→ Work request
The records below need copying. Match each line exactly.

→ Source information
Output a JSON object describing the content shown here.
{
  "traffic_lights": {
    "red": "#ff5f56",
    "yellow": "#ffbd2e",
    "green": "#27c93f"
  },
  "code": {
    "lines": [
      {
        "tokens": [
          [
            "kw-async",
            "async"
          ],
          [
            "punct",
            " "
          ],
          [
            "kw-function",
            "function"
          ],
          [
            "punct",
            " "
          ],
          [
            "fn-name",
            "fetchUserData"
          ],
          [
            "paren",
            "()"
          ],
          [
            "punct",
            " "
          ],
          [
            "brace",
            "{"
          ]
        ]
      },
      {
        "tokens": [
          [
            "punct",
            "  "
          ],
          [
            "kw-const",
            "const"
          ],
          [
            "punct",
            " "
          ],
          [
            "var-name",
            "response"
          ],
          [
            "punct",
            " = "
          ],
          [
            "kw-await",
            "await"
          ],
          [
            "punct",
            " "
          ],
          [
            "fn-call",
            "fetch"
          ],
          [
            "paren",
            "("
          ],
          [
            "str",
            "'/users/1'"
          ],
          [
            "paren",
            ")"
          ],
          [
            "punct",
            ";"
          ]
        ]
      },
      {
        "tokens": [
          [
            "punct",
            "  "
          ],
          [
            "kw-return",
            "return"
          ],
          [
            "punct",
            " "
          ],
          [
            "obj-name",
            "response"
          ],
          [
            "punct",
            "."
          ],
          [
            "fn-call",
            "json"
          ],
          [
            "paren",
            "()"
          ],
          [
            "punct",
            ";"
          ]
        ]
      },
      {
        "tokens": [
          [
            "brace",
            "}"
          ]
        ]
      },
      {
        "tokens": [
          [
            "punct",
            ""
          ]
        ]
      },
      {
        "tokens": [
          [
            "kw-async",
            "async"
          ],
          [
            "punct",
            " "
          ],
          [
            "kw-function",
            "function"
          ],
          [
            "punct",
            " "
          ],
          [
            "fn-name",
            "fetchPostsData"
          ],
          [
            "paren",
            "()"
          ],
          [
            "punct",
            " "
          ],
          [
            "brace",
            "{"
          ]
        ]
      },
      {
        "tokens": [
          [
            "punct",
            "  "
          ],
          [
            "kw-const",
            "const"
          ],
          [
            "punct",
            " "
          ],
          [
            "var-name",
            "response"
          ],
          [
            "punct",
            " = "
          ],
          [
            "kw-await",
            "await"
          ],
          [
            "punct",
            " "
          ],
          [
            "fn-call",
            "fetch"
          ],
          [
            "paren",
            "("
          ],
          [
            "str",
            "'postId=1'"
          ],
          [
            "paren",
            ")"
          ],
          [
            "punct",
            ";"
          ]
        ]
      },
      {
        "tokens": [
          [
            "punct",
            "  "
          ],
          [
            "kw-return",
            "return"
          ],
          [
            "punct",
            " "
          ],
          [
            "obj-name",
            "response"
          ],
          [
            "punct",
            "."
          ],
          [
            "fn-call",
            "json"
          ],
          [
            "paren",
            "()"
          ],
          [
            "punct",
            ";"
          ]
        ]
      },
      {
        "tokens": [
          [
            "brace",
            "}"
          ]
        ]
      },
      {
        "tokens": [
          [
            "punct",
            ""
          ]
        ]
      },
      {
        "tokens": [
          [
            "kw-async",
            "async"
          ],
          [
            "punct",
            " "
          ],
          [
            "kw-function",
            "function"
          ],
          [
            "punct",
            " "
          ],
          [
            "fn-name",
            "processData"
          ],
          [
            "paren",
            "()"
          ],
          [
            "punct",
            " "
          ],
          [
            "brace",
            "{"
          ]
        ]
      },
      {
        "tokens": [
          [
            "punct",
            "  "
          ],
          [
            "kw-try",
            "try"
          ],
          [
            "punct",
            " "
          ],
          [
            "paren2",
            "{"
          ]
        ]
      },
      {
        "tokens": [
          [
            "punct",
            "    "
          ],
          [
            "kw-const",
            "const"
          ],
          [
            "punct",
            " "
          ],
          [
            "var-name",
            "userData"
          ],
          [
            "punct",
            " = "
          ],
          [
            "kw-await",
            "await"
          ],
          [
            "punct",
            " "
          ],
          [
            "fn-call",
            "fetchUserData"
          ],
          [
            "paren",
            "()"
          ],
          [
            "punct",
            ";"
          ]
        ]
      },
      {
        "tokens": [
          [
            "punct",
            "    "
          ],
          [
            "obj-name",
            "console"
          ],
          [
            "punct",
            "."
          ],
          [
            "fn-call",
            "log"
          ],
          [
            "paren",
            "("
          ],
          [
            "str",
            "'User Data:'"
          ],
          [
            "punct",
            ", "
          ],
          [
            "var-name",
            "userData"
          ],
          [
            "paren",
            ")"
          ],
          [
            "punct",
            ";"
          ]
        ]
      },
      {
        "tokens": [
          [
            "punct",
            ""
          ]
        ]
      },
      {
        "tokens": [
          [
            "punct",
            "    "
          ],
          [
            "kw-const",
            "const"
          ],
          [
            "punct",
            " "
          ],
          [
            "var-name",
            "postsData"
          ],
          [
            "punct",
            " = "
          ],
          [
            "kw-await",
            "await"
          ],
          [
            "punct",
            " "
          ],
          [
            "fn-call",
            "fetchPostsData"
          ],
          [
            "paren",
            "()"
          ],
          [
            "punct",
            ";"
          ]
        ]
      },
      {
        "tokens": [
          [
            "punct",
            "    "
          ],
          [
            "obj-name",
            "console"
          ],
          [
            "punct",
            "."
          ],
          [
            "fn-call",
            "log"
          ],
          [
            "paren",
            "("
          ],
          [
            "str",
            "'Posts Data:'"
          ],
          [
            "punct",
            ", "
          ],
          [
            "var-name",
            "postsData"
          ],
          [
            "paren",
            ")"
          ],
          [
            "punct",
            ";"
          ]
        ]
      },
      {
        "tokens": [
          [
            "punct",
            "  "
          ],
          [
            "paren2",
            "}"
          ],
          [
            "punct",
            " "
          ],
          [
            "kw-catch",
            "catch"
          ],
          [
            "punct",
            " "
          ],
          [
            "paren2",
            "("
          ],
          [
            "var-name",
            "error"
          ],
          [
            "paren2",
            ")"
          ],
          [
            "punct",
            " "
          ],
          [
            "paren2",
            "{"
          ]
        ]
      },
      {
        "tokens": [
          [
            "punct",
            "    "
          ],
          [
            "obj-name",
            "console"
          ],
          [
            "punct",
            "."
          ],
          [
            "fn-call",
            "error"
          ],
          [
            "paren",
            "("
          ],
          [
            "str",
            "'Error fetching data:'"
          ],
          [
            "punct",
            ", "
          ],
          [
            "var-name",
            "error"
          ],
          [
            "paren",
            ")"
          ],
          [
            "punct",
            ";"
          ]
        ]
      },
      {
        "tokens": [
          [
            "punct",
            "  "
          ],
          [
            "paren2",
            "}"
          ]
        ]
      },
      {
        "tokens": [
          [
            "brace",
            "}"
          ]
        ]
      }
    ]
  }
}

→ Task answer
Output a JSON object describing the content shown here.
{
  "traffic_lights": {
    "red": "#ff5f56",
    "yellow": "#ffbd2e",
    "green": "#27c93f"
  },
  "code": {
    "lines": [
      {
        "tokens": [
          [
            "kw-async",
            "async"
          ],
          [
            "punct",
            " "
          ],
          [
            "kw-function",
            "function"
          ],
          [
            "punct",
            " "
          ],
          [
            "fn-name",
            "fetchUserData"
          ],
          [
            "paren",
            "()"
          ],
          [
            "punct",
            " "
          ],
          [
            "brace",
            "{"
          ]
        ]
      },
      {
        "tokens": [
          [
            "punct",
            "  "
          ],
          [
            "kw-const",
            "const"
          ],
          [
            "punct",
            " "
          ],
          [
            "var-name",
            "response"
          ],
          [
            "punct",
            " = "
          ],
          [
            "kw-await",
            "await"
          ],
          [
            "punct",
            " "
          ],
          [
            "fn-call",
            "fetch"
          ],
          [
            "paren",
            "("
          ],
          [
            "str",
            "'/users/1'"
          ],
          [
            "paren",
            ")"
          ],
          [
            "punct",
            ";"
          ]
        ]
      },
      {
        "tokens": [
          [
            "punct",
            "  "
          ],
          [
            "kw-return",
            "return"
          ],
          [
            "punct",
            " "
          ],
          [
            "obj-name",
            "response"
          ],
          [
            "punct",
            "."
          ],
          [
            "fn-call",
            "json"
          ],
          [
            "paren",
            "()"
          ],
          [
            "punct",
            ";"
          ]
        ]
      },
      {
        "tokens": [
          [
            "brace",
            "}"
          ]
        ]
      },
      {
        "tokens": [
          [
            "punct",
            ""
          ]
        ]
      },
      {
        "tokens": [
          [
            "kw-async",
            "async"
          ],
          [
            "punct",
            " "
          ],
          [
            "kw-function",
            "function"
          ],
          [
            "punct",
            " "
          ],
          [
            "fn-name",
            "fetchPostsData"
          ],
          [
            "paren",
            "()"
          ],
          [
            "punct",
            " "
          ],
          [
            "brace",
            "{"
          ]
        ]
      },
      {
        "tokens": [
          [
            "punct",
            "  "
          ],
          [
            "kw-const",
            "const"
          ],
          [
            "punct",
            " "
          ],
          [
            "var-name",
            "response"
          ],
          [
            "punct",
            " = "
          ],
          [
            "kw-await",
            "await"
          ],
          [
            "punct",
            " "
          ],
          [
            "fn-call",
            "fetch"
          ],
          [
            "paren",
            "("
          ],
          [
            "str",
            "'postId=1'"
          ],
          [
            "paren",
            ")"
          ],
          [
            "punct",
            ";"
          ]
        ]
      },
      {
        "tokens": [
          [
            "punct",
            "  "
          ],
          [
            "kw-return",
            "return"
          ],
          [
            "punct",
            " "
          ],
          [
            "obj-name",
            "response"
          ],
          [
            "punct",
            "."
          ],
          [
            "fn-call",
            "json"
          ],
          [
            "paren",
            "()"
          ],
          [
            "punct",
            ";"
          ]
        ]
      },
      {
        "tokens": [
          [
            "brace",
            "}"
          ]
        ]
      },
      {
        "tokens": [
          [
            "punct",
            ""
          ]
        ]
      },
      {
        "tokens": [
          [
            "kw-async",
            "async"
          ],
          [
            "punct",
            " "
          ],
          [
            "kw-function",
            "function"
          ],
          [
            "punct",
            " "
          ],
          [
            "fn-name",
            "processData"
          ],
          [
            "paren",
            "()"
          ],
          [
            "punct",
            " "
          ],
          [
            "brace",
            "{"
          ]
        ]
      },
      {
        "tokens": [
          [
            "punct",
            "  "
          ],
          [
            "kw-try",
            "try"
          ],
          [
            "punct",
            " "
          ],
          [
            "paren2",
            "{"
          ]
        ]
      },
      {
        "tokens": [
          [
            "punct",
            "    "
          ],
          [
            "kw-const",
            "const"
          ],
          [
            "punct",
            " "
          ],
          [
            "var-name",
            "userData"
          ],
          [
            "punct",
            " = "
          ],
          [
            "kw-await",
            "await"
          ],
          [
            "punct",
            " "
          ],
          [
            "fn-call",
            "fetchUserData"
          ],
          [
            "paren",
            "()"
          ],
          [
            "punct",
            ";"
          ]
        ]
      },
      {
        "tokens": [
          [
            "punct",
            "    "
          ],
          [
            "obj-name",
            "console"
          ],
          [
            "punct",
            "."
          ],
          [
            "fn-call",
            "log"
          ],
          [
            "paren",
            "("
          ],
          [
            "str",
            "'User Data:'"
          ],
          [
            "punct",
            ", "
          ],
          [
            "var-name",
            "userData"
          ],
          [
            "paren",
            ")"
          ],
          [
            "punct",
            ";"
          ]
        ]
      },
      {
        "tokens": [
          [
            "punct",
            ""
          ]
        ]
      },
      {
        "tokens": [
          [
            "punct",
            "    "
          ],
          [
            "kw-const",
            "const"
          ],
          [
            "punct",
            " "
          ],
          [
            "var-name",
            "postsData"
          ],
          [
            "punct",
            " = "
          ],
          [
            "kw-await",
            "await"
          ],
          [
            "punct",
            " "
          ],
          [
            "fn-call",
            "fetchPostsData"
          ],
          [
            "paren",
            "()"
          ],
          [
            "punct",
            ";"
          ]
        ]
      },
      {
        "tokens": [
          [
            "punct",
            "    "
          ],
          [
            "obj-name",
            "console"
          ],
          [
            "punct",
            "."
          ],
          [
            "fn-call",
            "log"
          ],
          [
            "paren",
            "("
          ],
          [
            "str",
            "'Posts Data:'"
          ],
          [
            "punct",
            ", "
          ],
          [
            "var-name",
            "postsData"
          ],
          [
            "paren",
            ")"
          ],
          [
            "punct",
            ";"
          ]
        ]
      },
      {
        "tokens": [
          [
            "punct",
            "  "
          ],
          [
            "paren2",
            "}"
          ],
          [
            "punct",
            " "
          ],
          [
            "kw-catch",
            "catch"
          ],
          [
            "punct",
            " "
          ],
          [
            "paren2",
            "("
          ],
          [
            "var-name",
            "error"
          ],
          [
            "paren2",
            ")"
          ],
          [
            "punct",
            " "
          ],
          [
            "paren2",
            "{"
          ]
        ]
      },
      {
        "tokens": [
          [
            "punct",
            "    "
          ],
          [
            "obj-name",
            "console"
          ],
          [
            "punct",
            "."
          ],
          [
            "fn-call",
            "error"
          ],
          [
            "paren",
            "("
          ],
          [
            "str",
            "'Error fetching data:'"
          ],
          [
            "punct",
            ", "
          ],
          [
            "var-name",
            "error"
          ],
          [
            "paren",
            ")"
          ],
          [
            "punct",
            ";"
          ]
        ]
      },
      {
        "tokens": [
          [
            "punct",
            "  "
          ],
          [
            "paren2",
            "}"
          ]
        ]
      },
      {
        "tokens": [
          [
            "brace",
            "}"
          ]
        ]
      }
    ]
  }
}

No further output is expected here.